WORK REQUIRED
Read through the listing and copy every line that contains the word "true".

══════

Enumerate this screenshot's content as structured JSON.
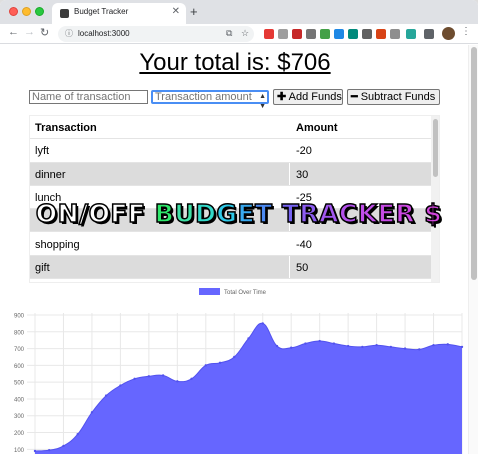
{
  "browser": {
    "tab_title": "Budget Tracker",
    "tab_close": "✕",
    "new_tab": "+",
    "url": "localhost:3000",
    "back_icon": "←",
    "forward_icon": "→",
    "reload_icon": "↻",
    "menu_icon": "⋮"
  },
  "page": {
    "total_text": "Your total is: $706",
    "name_placeholder": "Name of transaction",
    "amount_placeholder": "Transaction amount",
    "add_label": "Add Funds",
    "subtract_label": "Subtract Funds",
    "overlay_title": "ON/OFF BUDGET TRACKER $"
  },
  "table": {
    "headers": [
      "Transaction",
      "Amount"
    ],
    "rows": [
      {
        "name": "lyft",
        "amount": "-20"
      },
      {
        "name": "dinner",
        "amount": "30"
      },
      {
        "name": "lunch",
        "amount": "-25"
      },
      {
        "name": "",
        "amount": ""
      },
      {
        "name": "shopping",
        "amount": "-40"
      },
      {
        "name": "gift",
        "amount": "50"
      },
      {
        "name": "",
        "amount": ""
      }
    ]
  },
  "chart_data": {
    "type": "area",
    "series": [
      {
        "name": "Total Over Time",
        "color": "#6666ff",
        "values": [
          90,
          95,
          120,
          190,
          320,
          420,
          480,
          520,
          535,
          540,
          505,
          520,
          600,
          615,
          650,
          760,
          850,
          715,
          705,
          730,
          745,
          730,
          715,
          710,
          720,
          710,
          700,
          695,
          720,
          725,
          710
        ]
      }
    ],
    "yticks": [
      100,
      200,
      300,
      400,
      500,
      600,
      700,
      800,
      900
    ],
    "ylim": [
      90,
      900
    ],
    "grid": true,
    "legend": "top-center"
  }
}
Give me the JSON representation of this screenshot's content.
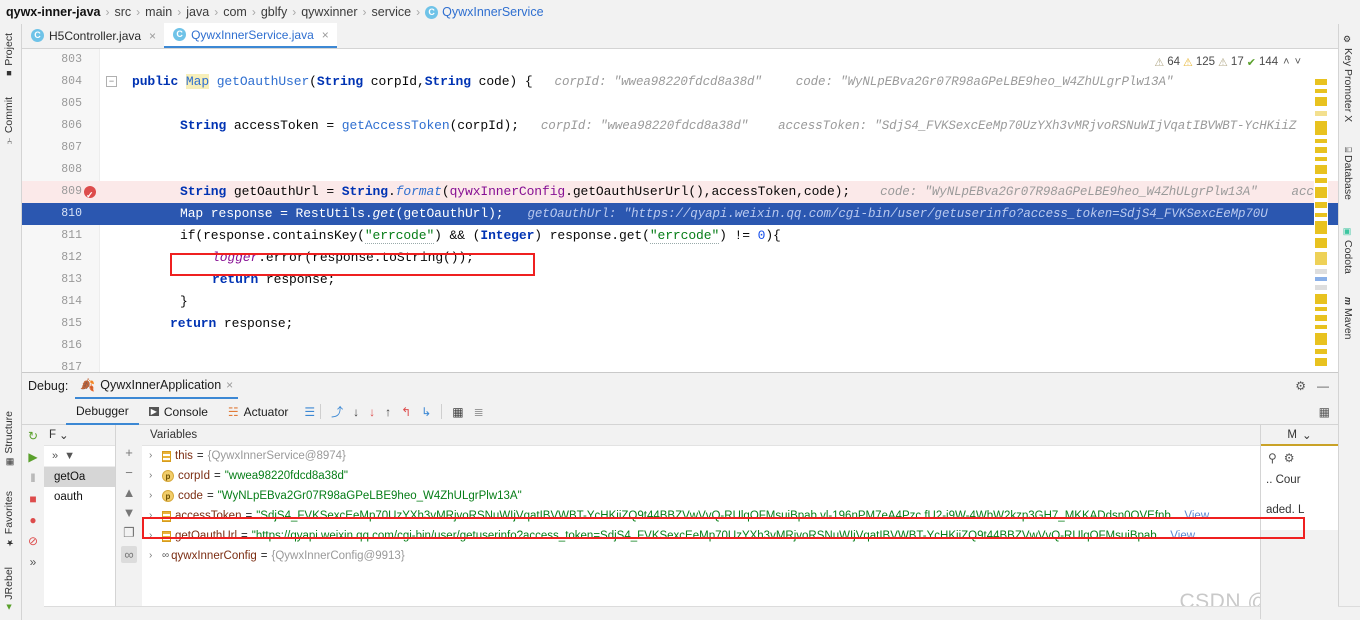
{
  "breadcrumb": {
    "items": [
      {
        "label": "qywx-inner-java",
        "kind": "root"
      },
      {
        "label": "src",
        "kind": "plain"
      },
      {
        "label": "main",
        "kind": "plain"
      },
      {
        "label": "java",
        "kind": "plain"
      },
      {
        "label": "com",
        "kind": "plain"
      },
      {
        "label": "gblfy",
        "kind": "plain"
      },
      {
        "label": "qywxinner",
        "kind": "plain"
      },
      {
        "label": "service",
        "kind": "plain"
      },
      {
        "label": "QywxInnerService",
        "kind": "class"
      }
    ],
    "separator": "›",
    "class_badge": "C"
  },
  "left_rail": [
    {
      "label": "Project",
      "icon": "project-icon",
      "glyph": "■"
    },
    {
      "label": "Commit",
      "icon": "commit-icon",
      "glyph": "⑂"
    },
    {
      "label": "Structure",
      "icon": "structure-icon",
      "glyph": "▦"
    },
    {
      "label": "Favorites",
      "icon": "star-icon",
      "glyph": "★"
    },
    {
      "label": "JRebel",
      "icon": "jrebel-icon",
      "glyph": "▲"
    }
  ],
  "right_rail": [
    {
      "label": "Key Promoter X",
      "icon": "key-promoter-icon",
      "glyph": "⚙"
    },
    {
      "label": "Database",
      "icon": "database-icon",
      "glyph": "⌸"
    },
    {
      "label": "Codota",
      "icon": "codota-icon",
      "glyph": "▣"
    },
    {
      "label": "Maven",
      "icon": "maven-icon",
      "glyph": "m"
    }
  ],
  "editor_tabs": [
    {
      "label": "H5Controller.java",
      "badge": "C",
      "active": false,
      "close": "×"
    },
    {
      "label": "QywxInnerService.java",
      "badge": "C",
      "active": true,
      "close": "×"
    }
  ],
  "inspections": {
    "grey_1": "64",
    "yellow": "125",
    "grey_2": "17",
    "green": "144",
    "up": "˄",
    "down": "˅",
    "triangle_glyph": "⚠",
    "check_glyph": "✔"
  },
  "code": {
    "lines": [
      {
        "n": "803",
        "segments": [],
        "hint": ""
      },
      {
        "n": "804",
        "fold": "−",
        "segments": [
          {
            "t": "public ",
            "c": "kw"
          },
          {
            "t": "Map",
            "c": "ty hl-map"
          },
          {
            "t": " ",
            "c": ""
          },
          {
            "t": "getOauthUser",
            "c": "mi"
          },
          {
            "t": "(",
            "c": ""
          },
          {
            "t": "String",
            "c": "kw"
          },
          {
            "t": "  corpId,",
            "c": ""
          },
          {
            "t": "String",
            "c": "kw"
          },
          {
            "t": " code) {",
            "c": ""
          }
        ],
        "hints": [
          {
            "t": "corpId:  \"wwea98220fdcd8a38d\"",
            "pad": 22
          },
          {
            "t": "code:  \"WyNLpEBva2Gr07R98aGPeLBE9heo_W4ZhULgrPlw13A\"",
            "pad": 34
          }
        ]
      },
      {
        "n": "805",
        "segments": [],
        "hint": ""
      },
      {
        "n": "806",
        "indent": 4,
        "segments": [
          {
            "t": "String",
            "c": "kw"
          },
          {
            "t": " accessToken = ",
            "c": ""
          },
          {
            "t": "getAccessToken",
            "c": "mi"
          },
          {
            "t": "(corpId);",
            "c": ""
          }
        ],
        "hints": [
          {
            "t": "corpId:  \"wwea98220fdcd8a38d\"",
            "pad": 22
          },
          {
            "t": "accessToken:  \"SdjS4_FVKSexcEeMp70UzYXh3vMRjvoRSNuWIjVqatIBVWBT-YcHKiiZ",
            "pad": 30
          }
        ]
      },
      {
        "n": "807",
        "segments": [],
        "hint": ""
      },
      {
        "n": "808",
        "segments": [],
        "hint": ""
      },
      {
        "n": "809",
        "error": true,
        "breakpoint": true,
        "indent": 4,
        "segments": [
          {
            "t": "String",
            "c": "kw"
          },
          {
            "t": " getOauthUrl = ",
            "c": ""
          },
          {
            "t": "String",
            "c": "kw"
          },
          {
            "t": ".",
            "c": ""
          },
          {
            "t": "format",
            "c": "mi itl"
          },
          {
            "t": "(",
            "c": ""
          },
          {
            "t": "qywxInnerConfig",
            "c": "fld"
          },
          {
            "t": ".getOauthUserUrl(),accessToken,code);",
            "c": ""
          }
        ],
        "hints": [
          {
            "t": "code:  \"WyNLpEBva2Gr07R98aGPeLBE9heo_W4ZhULgrPlw13A\"",
            "pad": 30
          },
          {
            "t": "acc",
            "pad": 34
          }
        ]
      },
      {
        "n": "810",
        "current": true,
        "indent": 4,
        "segments": [
          {
            "t": "Map",
            "c": "ty"
          },
          {
            "t": "  response = ",
            "c": ""
          },
          {
            "t": "RestUtils",
            "c": "ty"
          },
          {
            "t": ".",
            "c": ""
          },
          {
            "t": "get",
            "c": "mi itl"
          },
          {
            "t": "(getOauthUrl);",
            "c": ""
          }
        ],
        "hints": [
          {
            "t": "getOauthUrl:  \"https://qyapi.weixin.qq.com/cgi-bin/user/getuserinfo?access_token=SdjS4_FVKSexcEeMp70U",
            "pad": 24
          }
        ]
      },
      {
        "n": "811",
        "indent": 4,
        "segments": [
          {
            "t": "if(response.containsKey(",
            "c": ""
          },
          {
            "t": "\"errcode\"",
            "c": "st"
          },
          {
            "t": ") && (",
            "c": ""
          },
          {
            "t": "Integer",
            "c": "kw"
          },
          {
            "t": ") response.get(",
            "c": ""
          },
          {
            "t": "\"errcode\"",
            "c": "st"
          },
          {
            "t": ") != ",
            "c": ""
          },
          {
            "t": "0",
            "c": "num"
          },
          {
            "t": "){",
            "c": ""
          }
        ],
        "hints": []
      },
      {
        "n": "812",
        "indent": 8,
        "segments": [
          {
            "t": "logger",
            "c": "fld itl"
          },
          {
            "t": ".error(response.toString());",
            "c": ""
          }
        ],
        "hints": []
      },
      {
        "n": "813",
        "indent": 8,
        "segments": [
          {
            "t": "return",
            "c": "kw"
          },
          {
            "t": "  response;",
            "c": ""
          }
        ],
        "hints": []
      },
      {
        "n": "814",
        "indent": 4,
        "segments": [
          {
            "t": "}",
            "c": ""
          }
        ],
        "hints": []
      },
      {
        "n": "815",
        "indent": 4,
        "segments": [
          {
            "t": "return",
            "c": "kw"
          },
          {
            "t": "  response;",
            "c": ""
          }
        ],
        "hints": []
      },
      {
        "n": "816",
        "segments": [],
        "hints": []
      },
      {
        "n": "817",
        "segments": [],
        "hints": []
      }
    ]
  },
  "debug": {
    "title_label": "Debug:",
    "run_config": "QywxInnerApplication",
    "close_glyph": "×",
    "settings_glyph": "⚙",
    "minimize_glyph": "—",
    "tabs": [
      {
        "label": "Debugger",
        "icon": "debugger-icon",
        "glyph": "",
        "active": true
      },
      {
        "label": "Console",
        "icon": "console-icon",
        "glyph": "▶",
        "active": false
      },
      {
        "label": "Actuator",
        "icon": "actuator-icon",
        "glyph": "☵",
        "active": false
      }
    ],
    "toolbar_icons": [
      {
        "name": "layout-icon",
        "glyph": "☰",
        "color": "#3c88d4"
      },
      {
        "name": "step-over-icon",
        "glyph": "⤴",
        "color": "#3c88d4"
      },
      {
        "name": "step-into-icon",
        "glyph": "↓",
        "color": "#3c3c3c"
      },
      {
        "name": "force-step-into-icon",
        "glyph": "↓",
        "color": "#dd4c4c"
      },
      {
        "name": "step-out-icon",
        "glyph": "↑",
        "color": "#3c3c3c"
      },
      {
        "name": "drop-frame-icon",
        "glyph": "↰",
        "color": "#dd4c4c"
      },
      {
        "name": "run-to-cursor-icon",
        "glyph": "↳",
        "color": "#3c88d4"
      },
      {
        "name": "evaluate-icon",
        "glyph": "▦",
        "color": "#3c3c3c"
      },
      {
        "name": "settings-list-icon",
        "glyph": "≣",
        "color": "#9a9a9a"
      }
    ],
    "run_rail_icons": [
      {
        "name": "rerun-icon",
        "glyph": "↻",
        "color": "#5aa02c"
      },
      {
        "name": "resume-icon",
        "glyph": "▶",
        "color": "#5aa02c"
      },
      {
        "name": "pause-icon",
        "glyph": "‖",
        "color": "#8a8a8a"
      },
      {
        "name": "stop-icon",
        "glyph": "■",
        "color": "#dd4c4c"
      },
      {
        "name": "view-breakpoints-icon",
        "glyph": "●",
        "color": "#dd4c4c"
      },
      {
        "name": "mute-breakpoints-icon",
        "glyph": "⊘",
        "color": "#dd4c4c"
      },
      {
        "name": "more-icon",
        "glyph": "»",
        "color": "#555"
      }
    ],
    "frames": {
      "header_label": "F",
      "header_chevron": "⌄",
      "thread_more": "»",
      "thread_chevron": "▼",
      "items": [
        {
          "label": "getOa",
          "selected": true
        },
        {
          "label": "oauth",
          "selected": false
        }
      ]
    },
    "var_buttons": [
      {
        "name": "add-watch-icon",
        "glyph": "+"
      },
      {
        "name": "remove-watch-icon",
        "glyph": "−"
      },
      {
        "name": "move-up-icon",
        "glyph": "▲"
      },
      {
        "name": "move-down-icon",
        "glyph": "▼"
      },
      {
        "name": "copy-icon",
        "glyph": "❐"
      },
      {
        "name": "watches-icon",
        "glyph": "∞"
      }
    ],
    "variables": {
      "header": "Variables",
      "rows": [
        {
          "icon": "object-icon",
          "name": "this",
          "eq": " = ",
          "value": "{QywxInnerService@8974}",
          "value_kind": "obj",
          "arrow": "›"
        },
        {
          "icon": "param-icon",
          "name": "corpId",
          "eq": " = ",
          "value": "\"wwea98220fdcd8a38d\"",
          "value_kind": "str",
          "arrow": "›"
        },
        {
          "icon": "param-icon",
          "name": "code",
          "eq": " = ",
          "value": "\"WyNLpEBva2Gr07R98aGPeLBE9heo_W4ZhULgrPlw13A\"",
          "value_kind": "str",
          "arrow": "›"
        },
        {
          "icon": "object-icon",
          "name": "accessToken",
          "eq": " = ",
          "value": "\"SdjS4_FVKSexcEeMp70UzYXh3vMRjvoRSNuWIjVqatIBVWBT-YcHKiiZQ9t44BBZVwVvQ-RUlqOFMsuiBpab vl-196nPM7eA4Pzc fU2-i9W-4WbW2kzp3GH7_MKKADdsn0OVEfnb...",
          "value_kind": "str",
          "arrow": "›",
          "link": "View"
        },
        {
          "icon": "object-icon",
          "name": "getOauthUrl",
          "eq": " = ",
          "value": "\"https://qyapi.weixin.qq.com/cgi-bin/user/getuserinfo?access_token=SdjS4_FVKSexcEeMp70UzYXh3vMRjvoRSNuWIjVqatIBVWBT-YcHKiiZQ9t44BBZVwVvQ-RUlqOFMsuiBpab...",
          "value_kind": "str",
          "arrow": "›",
          "link": "View",
          "highlighted": true
        },
        {
          "icon": "oo-icon",
          "name": "qywxInnerConfig",
          "eq": " = ",
          "value": "{QywxInnerConfig@9913}",
          "value_kind": "obj",
          "arrow": "›"
        }
      ]
    },
    "side_panel": {
      "header_label": "M",
      "header_chevron": "⌄",
      "search_glyph": "⚲",
      "gear_glyph": "⚙",
      "row_prefix": "..",
      "row_label": "Cour",
      "note": "aded. L"
    }
  },
  "watermark": "CSDN @gblfy",
  "colors": {
    "accent_blue": "#3c88d4",
    "current_line": "#2b57b0",
    "error_bg": "#fbe9e9",
    "annotation_red": "#ef2020",
    "string_green": "#067d17",
    "keyword_blue": "#0033b3",
    "warning_yellow": "#e8c21f"
  }
}
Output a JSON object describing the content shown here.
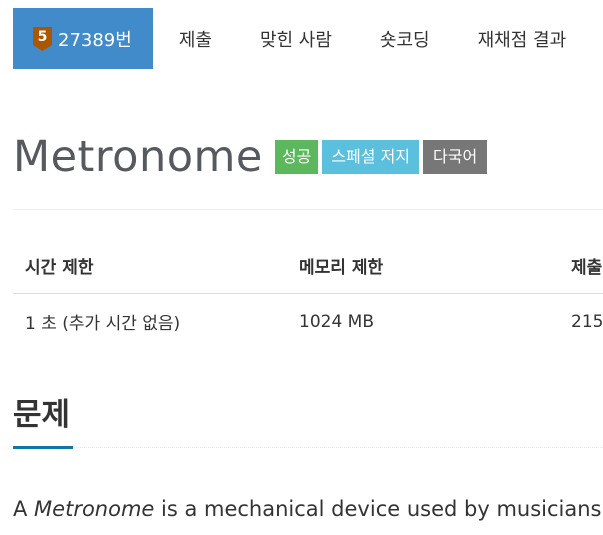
{
  "nav": {
    "problem_tab": {
      "level": "5",
      "label": "27389번"
    },
    "tabs": [
      {
        "label": "제출"
      },
      {
        "label": "맞힌 사람"
      },
      {
        "label": "숏코딩"
      },
      {
        "label": "재채점 결과"
      }
    ]
  },
  "problem": {
    "title": "Metronome",
    "labels": [
      "성공",
      "스페셜 저지",
      "다국어"
    ]
  },
  "limits": {
    "headers": [
      "시간 제한",
      "메모리 제한",
      "제출"
    ],
    "values": [
      "1 초 (추가 시간 없음)",
      "1024 MB",
      "215"
    ]
  },
  "section": {
    "title": "문제"
  },
  "description": {
    "prefix": "A ",
    "emphasis": "Metronome",
    "suffix": " is a mechanical device used by musicians"
  },
  "colors": {
    "active_tab": "#428bca",
    "level_badge": "#ad5600",
    "label_success": "#5cb85c",
    "label_info": "#5bc0de",
    "label_default": "#777777",
    "section_accent": "#0e76a8"
  }
}
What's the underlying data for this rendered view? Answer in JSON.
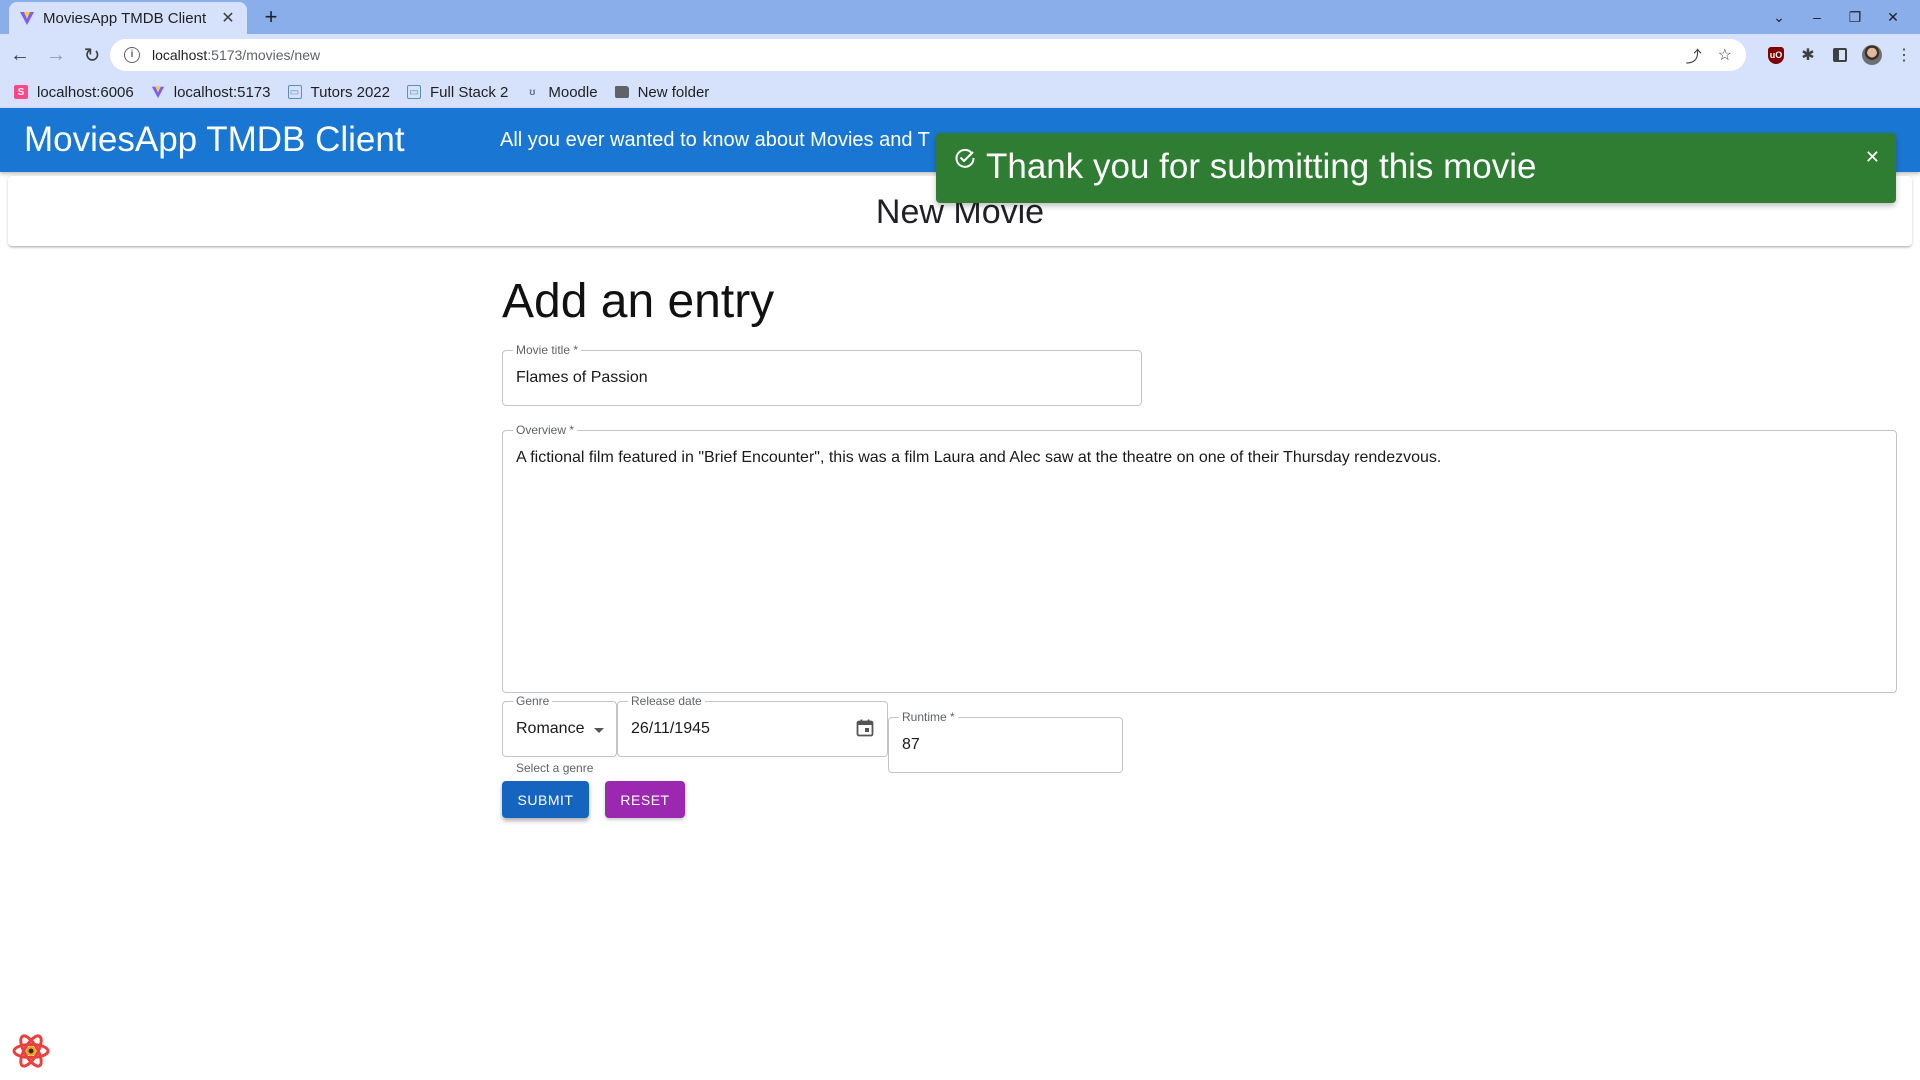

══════

TASK SOLUTION
    "grid": true,
      "active": true,
        "error": true,
        "breakpoint": true,
        "current": true,
        "active": true
          "selected": true
          "highlighted": true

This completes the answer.